Article by Ceola Daly (Laidlaw Scholars 2020, TSM English and Drama)
This past summer I did an infield application of research that had me working with Dr. Miranda Fay Thomas as a Research Assistant. My time working with Dr. Thomas had two objectives; the first was to assist on their editing of an edition of a play called The Taming of A Shrew, sometimes considered to have Shakespearean authorship, and the second was to create an educational resource aimed at secondary school students. Both of these objectives taught me a lot about not just how I work as a leader, but how I work with others in general.
When working with Dr. Thomas, I was to do the research they assigned (books, articles, etc) as well as independent research I found relevant to the topic. At the end of the week I would send them on a document with a summary of relevant findings and discuss with them how this would alter the editing process. Because we were working with editing an old text, Dr. Thomas and myself discussed the nature and ethics of editing; we were now creating the text that students and scholars alike would use and quote from. Furthermore, A Shrew features problematic themes like violence against women, domestic abuse, and gaslighting – how were we to present this text to students? Although it may seem small, the responsibility of choosing what to cut and footnote in a play that features on educational syllabuses was not lost on us, and it made me realise the importance of addressing problematic messages in media whenever they appear. While blatant misogyny or racism is often obvious, a lot of the patriarchal structures in place operate implicitly everyday, especially in the literary and cultural canons that fill our schools and homes. If these implicit forms of oppressions are not recognised from a young age, they become harder to recognise when we grow older. It was our job as the editors to identify the problematic elements of these texts.

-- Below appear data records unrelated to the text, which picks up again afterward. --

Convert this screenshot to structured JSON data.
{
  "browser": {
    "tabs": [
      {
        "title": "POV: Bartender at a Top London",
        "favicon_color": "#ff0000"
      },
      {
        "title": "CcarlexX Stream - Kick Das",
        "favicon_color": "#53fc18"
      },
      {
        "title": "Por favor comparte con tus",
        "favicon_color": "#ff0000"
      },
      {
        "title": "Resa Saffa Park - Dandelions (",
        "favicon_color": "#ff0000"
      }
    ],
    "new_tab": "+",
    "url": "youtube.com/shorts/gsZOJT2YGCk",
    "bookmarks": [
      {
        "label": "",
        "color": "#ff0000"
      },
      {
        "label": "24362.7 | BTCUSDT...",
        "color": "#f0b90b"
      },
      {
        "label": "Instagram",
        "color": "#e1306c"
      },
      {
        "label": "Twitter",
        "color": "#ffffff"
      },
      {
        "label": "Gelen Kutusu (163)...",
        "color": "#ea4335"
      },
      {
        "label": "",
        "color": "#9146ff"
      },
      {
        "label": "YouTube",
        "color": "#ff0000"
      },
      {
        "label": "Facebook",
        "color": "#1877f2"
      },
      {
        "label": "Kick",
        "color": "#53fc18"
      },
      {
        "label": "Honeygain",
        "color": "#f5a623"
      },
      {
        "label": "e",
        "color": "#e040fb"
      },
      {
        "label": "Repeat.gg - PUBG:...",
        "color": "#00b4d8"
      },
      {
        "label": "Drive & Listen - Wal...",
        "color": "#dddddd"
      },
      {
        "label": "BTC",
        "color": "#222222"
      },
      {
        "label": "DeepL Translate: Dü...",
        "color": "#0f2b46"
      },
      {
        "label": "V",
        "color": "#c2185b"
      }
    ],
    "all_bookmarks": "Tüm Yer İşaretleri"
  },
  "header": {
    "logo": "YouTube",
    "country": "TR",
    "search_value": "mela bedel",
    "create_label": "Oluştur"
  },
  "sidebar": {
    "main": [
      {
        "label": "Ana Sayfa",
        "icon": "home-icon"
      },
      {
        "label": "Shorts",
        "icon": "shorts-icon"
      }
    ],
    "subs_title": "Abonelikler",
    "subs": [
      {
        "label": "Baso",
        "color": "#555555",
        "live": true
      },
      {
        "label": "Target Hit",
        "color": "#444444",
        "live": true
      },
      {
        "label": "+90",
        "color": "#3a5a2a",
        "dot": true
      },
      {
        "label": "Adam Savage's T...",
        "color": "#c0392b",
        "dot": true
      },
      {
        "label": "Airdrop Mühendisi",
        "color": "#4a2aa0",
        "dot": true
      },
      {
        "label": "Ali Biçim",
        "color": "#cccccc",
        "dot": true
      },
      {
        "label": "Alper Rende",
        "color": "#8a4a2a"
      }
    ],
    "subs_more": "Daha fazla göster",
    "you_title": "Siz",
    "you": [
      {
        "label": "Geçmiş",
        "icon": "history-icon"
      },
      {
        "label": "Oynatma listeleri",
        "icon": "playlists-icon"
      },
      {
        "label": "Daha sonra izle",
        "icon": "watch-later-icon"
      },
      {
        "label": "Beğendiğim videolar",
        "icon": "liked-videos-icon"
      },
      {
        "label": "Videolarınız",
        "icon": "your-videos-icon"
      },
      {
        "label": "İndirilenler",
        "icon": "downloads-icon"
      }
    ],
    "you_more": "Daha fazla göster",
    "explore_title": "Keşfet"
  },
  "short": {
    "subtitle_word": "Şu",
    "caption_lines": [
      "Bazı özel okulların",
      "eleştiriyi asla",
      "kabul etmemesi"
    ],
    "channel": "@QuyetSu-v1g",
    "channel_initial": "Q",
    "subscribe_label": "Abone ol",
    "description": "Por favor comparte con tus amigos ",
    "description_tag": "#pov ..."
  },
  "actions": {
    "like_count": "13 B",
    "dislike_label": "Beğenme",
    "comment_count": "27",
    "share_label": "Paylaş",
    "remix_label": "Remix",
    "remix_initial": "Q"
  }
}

As someone who wants to go into Early Modern academia it can sometimes be difficult to picture how ‘leadership’ fits into it. Why can’t I just read my plays and poems and be done with it? However, the conversations I had with Dr. Thomas have completely changed my perspective. Leadership isn’t always rousing speeches and leading huge teams of people, sometimes it can be having the power to identify and condemn oppressive societal structures. Furthermore, in such an old and male-dominated field, this can be a scary thing to want to do. Fears of ‘Political Correctness’ gone too far has created a divide in academic fields that sees progressive changes as insulting instead of necessary.
With this in mind, I worked on a set of infographics aimed at secondary school students that would show the importance of recognising gendered frameworks. Once drafted, I reached out to multiple different organisations that worked in Shakespeare, education, theatre, or a mix of the three. Unfortunately, I either didn’t hear back or was given rejections.
It was difficult to accept that what I had thought so important over the summer was difficult to get out into the public, but after talking with other Laidlaw scholars about their projects I realised that I do not have to measure my success within a given timeline. I reached out to DU Players and talked about my research and they offered me a part in their Theatre History festival later this term where I can talk about the importance of identifying implicit oppression in Early Modern texts. It is exciting and gratifying to know that what you think is important is worth pushing and fighting for, even if it took you a while to get there.